Using Tech To Address Student Mental Health During COVID-19

By: Lorena Lopera

Latinos for Education

With COVID-19 infection rates climbing across the Commonwealth, we seem poised to continue virtual learning for longer than we had hoped. This means we cannot ignore the toll this pandemic and disruption to learning is taking on our children.

Expecting students to learn to their full potential is shortsighted when they spend their days fearing COVID-19 and all its ramifications — for themselves, their friends and their families. The realities of the pandemic, from guardian unemployment to eviction and death have made the Latinx community anxious. We make up 12 percent of the Commonwealth’s population but almost 30 percent of COVID-19 cases. We are a community that tends to “shake it off” and “get over it.” But we at Latinos for Education recently surveyed hundreds of Latinx parents throughout the Commonwealth and found that 43 percent are fearful of a decline in their children’s mental health during the pandemic. Historically, Latinos are hesitant to share mental health needs, so if 43 percent are saying this is important, we, as leaders, educators and parents must listen and put mental health first. Luckily, we can prioritize well-being using some of the same tools we use for virtual learning: technology and broadband. 

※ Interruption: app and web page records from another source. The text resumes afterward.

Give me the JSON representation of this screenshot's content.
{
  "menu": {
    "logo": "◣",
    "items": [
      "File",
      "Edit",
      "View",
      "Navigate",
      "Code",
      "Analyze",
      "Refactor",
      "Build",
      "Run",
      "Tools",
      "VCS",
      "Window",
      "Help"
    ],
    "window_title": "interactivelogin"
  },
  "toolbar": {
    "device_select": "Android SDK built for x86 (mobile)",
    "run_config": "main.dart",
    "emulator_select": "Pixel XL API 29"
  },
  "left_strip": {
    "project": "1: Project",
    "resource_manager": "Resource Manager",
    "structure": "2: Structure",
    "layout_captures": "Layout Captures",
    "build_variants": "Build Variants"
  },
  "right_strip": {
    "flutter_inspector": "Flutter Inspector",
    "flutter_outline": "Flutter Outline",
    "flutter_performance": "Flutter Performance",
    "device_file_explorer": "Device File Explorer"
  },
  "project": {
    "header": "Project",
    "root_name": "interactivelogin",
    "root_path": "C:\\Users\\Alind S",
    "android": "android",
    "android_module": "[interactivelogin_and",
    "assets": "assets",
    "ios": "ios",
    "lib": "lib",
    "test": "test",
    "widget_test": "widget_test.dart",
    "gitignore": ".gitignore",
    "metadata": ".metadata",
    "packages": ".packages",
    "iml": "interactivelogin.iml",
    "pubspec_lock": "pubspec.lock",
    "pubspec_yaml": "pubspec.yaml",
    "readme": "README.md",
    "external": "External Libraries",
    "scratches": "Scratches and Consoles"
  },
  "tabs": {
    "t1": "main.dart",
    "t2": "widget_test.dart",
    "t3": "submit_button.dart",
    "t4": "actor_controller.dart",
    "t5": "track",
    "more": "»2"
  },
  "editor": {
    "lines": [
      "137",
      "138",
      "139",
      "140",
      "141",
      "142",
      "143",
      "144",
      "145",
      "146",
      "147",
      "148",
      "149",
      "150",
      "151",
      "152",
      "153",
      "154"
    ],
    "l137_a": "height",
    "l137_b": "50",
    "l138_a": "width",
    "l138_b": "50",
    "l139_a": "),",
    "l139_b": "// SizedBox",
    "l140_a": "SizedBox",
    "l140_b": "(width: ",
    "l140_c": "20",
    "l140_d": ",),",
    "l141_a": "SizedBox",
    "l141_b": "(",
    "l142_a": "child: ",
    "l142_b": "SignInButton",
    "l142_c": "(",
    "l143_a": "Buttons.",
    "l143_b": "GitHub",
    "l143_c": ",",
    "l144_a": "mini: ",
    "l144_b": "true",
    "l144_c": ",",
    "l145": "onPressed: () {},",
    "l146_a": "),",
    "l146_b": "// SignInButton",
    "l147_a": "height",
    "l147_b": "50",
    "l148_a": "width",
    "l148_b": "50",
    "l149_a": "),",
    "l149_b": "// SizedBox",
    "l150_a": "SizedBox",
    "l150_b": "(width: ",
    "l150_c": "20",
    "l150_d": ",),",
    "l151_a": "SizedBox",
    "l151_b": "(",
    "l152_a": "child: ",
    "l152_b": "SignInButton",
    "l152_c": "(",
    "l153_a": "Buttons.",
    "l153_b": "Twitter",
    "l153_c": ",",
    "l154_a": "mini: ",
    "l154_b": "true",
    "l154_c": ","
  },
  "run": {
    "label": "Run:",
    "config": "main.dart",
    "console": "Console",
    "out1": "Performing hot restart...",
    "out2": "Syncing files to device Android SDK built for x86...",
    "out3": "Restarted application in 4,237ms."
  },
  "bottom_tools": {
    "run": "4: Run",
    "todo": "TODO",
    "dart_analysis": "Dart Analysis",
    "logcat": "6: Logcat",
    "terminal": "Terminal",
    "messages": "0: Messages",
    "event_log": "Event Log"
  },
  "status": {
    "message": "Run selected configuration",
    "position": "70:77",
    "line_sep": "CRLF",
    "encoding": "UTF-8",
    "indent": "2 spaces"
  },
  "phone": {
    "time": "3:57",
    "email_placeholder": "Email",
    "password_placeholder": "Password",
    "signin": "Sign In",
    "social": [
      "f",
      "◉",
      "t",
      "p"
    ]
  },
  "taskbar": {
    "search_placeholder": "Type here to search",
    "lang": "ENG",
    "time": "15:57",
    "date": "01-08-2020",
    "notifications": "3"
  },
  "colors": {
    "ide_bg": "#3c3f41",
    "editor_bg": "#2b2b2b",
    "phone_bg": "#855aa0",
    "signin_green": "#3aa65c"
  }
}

The best way to listen to parents is by putting into their hands the tools and resources they need to address their children’s mental health needs. Even though districts are working to get devices and broadband into the hands of every student, many students and families are still disconnected. This is especially true for Latino students and families. We must immediately address the digital divide to move forward.  

Elected officials must focus on funding and public-private partnerships that fill in resource gaps for our schools. We need working relationships between the schools, the businesses that can provide technology, and our world-class medical facilities, which can offer mental health experts. Together, they can offer our students both much-needed technology and support.

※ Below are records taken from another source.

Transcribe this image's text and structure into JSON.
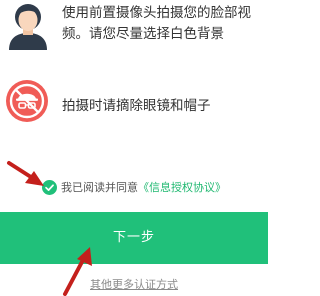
{
  "tips": [
    {
      "icon": "avatar-icon",
      "text": "使用前置摄像头拍摄您的脸部视频。请您尽量选择白色背景"
    },
    {
      "icon": "no-glasses-hat-icon",
      "text": "拍摄时请摘除眼镜和帽子"
    }
  ],
  "agreement": {
    "prefix": "我已阅读并同意",
    "link": "《信息授权协议》"
  },
  "next_button": "下一步",
  "other_methods": "其他更多认证方式",
  "colors": {
    "accent": "#20c07a",
    "annotation_arrow": "#c4201c",
    "hair": "#2f3b4a",
    "skin": "#f9d7bd",
    "no_sign": "#f05c57"
  }
}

Some schools have prioritized whole-child care through student engagement and partnering with local mental health professionals, but this programming is disparate from school to school, so some students benefit while others flounder. Our leaders must address the mental health needs of every student with the same urgency that we ensure they have food on their tables. Here are just some of the steps we can take now:

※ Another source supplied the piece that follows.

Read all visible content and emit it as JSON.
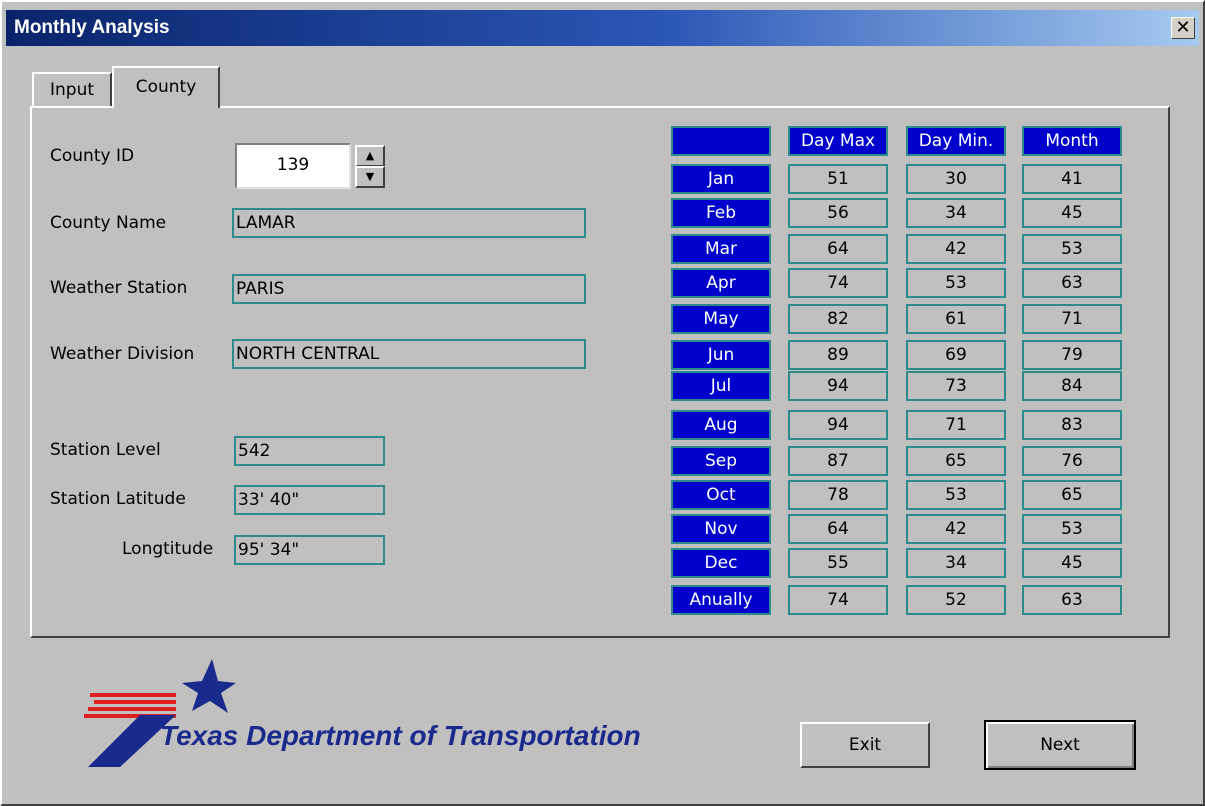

  • Schools and school leaders must find creative ways to provide enrichment activities for students and families. While the focus for most schools immediately became academics, now that schools have been engaging in virtual learning for over 7 months, it is important to prioritize the support services and activities that keep students healthy and learning. At my child’s school, we have biweekly virtual activities that many families have come to expect and enjoy. Sometimes the activity is a virtual concert, a game, a magic show, a movie night, or an art activity but the goal is always the same – to stay connected with each other and build community as well as provide a window of normalcy in everyday activities to students and families.
  • Schools need to check-in on families. When staff within a school – from teachers, to principals, counselors, and support staff – are able to build touch points with families, they are able to identify what issues families are dealing with, and why some students might not be logging into class or performing at their best. Families might be short on rent, or caring for a sick relative, or just feeling exhausted. It is the responsibility of school leaders to understand the barriers students and families experience to log on or engage. Armed with this information we can begin to connect families to services as well as report on the trends in district and city needs. 
  • School districts must remove anxiety around the unknown by actively engaging families of all backgrounds. Almost one-quarter of Mass. residents speak a language other than English in their homes, but our schools are not prioritizing these families. Every document a district disseminates must be available in multiple languages (and in real-time) for non-English-speaking parents. The same goes for school events, they must give parents the ability to participate remotely in a language that they prefer. Our non-English speaking families matter. District and government leaders need to recognize this and address this need. 

If you take nothing else away from my plea, remember this:  if you are a guardian, educator, essential worker, or business owner, you can and must take action to help our students’ mental health during this pandemic. As a collective, we must rise to the challenge of serving our community and prioritizing children. Let’s each do our part to prevent the spread of COVID-19, care for our neighbors, protect our most vulnerable, and offer help so that our children have the chance to experience a healthy childhood. 

About Lorena Lopera

Lorena Lopera is Executive Director, Massachusetts at Latinos for Education. Previously, she served as Director of Development at BES, where she led fundraising efforts nationwide. Prior to this, Lorena worked with various organizations including City Year, The Posse Foundation, Epiphany School and Sociedad Latina, focusing her work on education equity.  She immigrated from Colombia as a child and knows how much hard work, resilience, and support goes into finding the right opportunities for success. She holds a B.A. in Hispanic Studies from Boston College. Lorena is a proud BPS Parent and current Co-Chair of the Hurley K-8 School Site Council.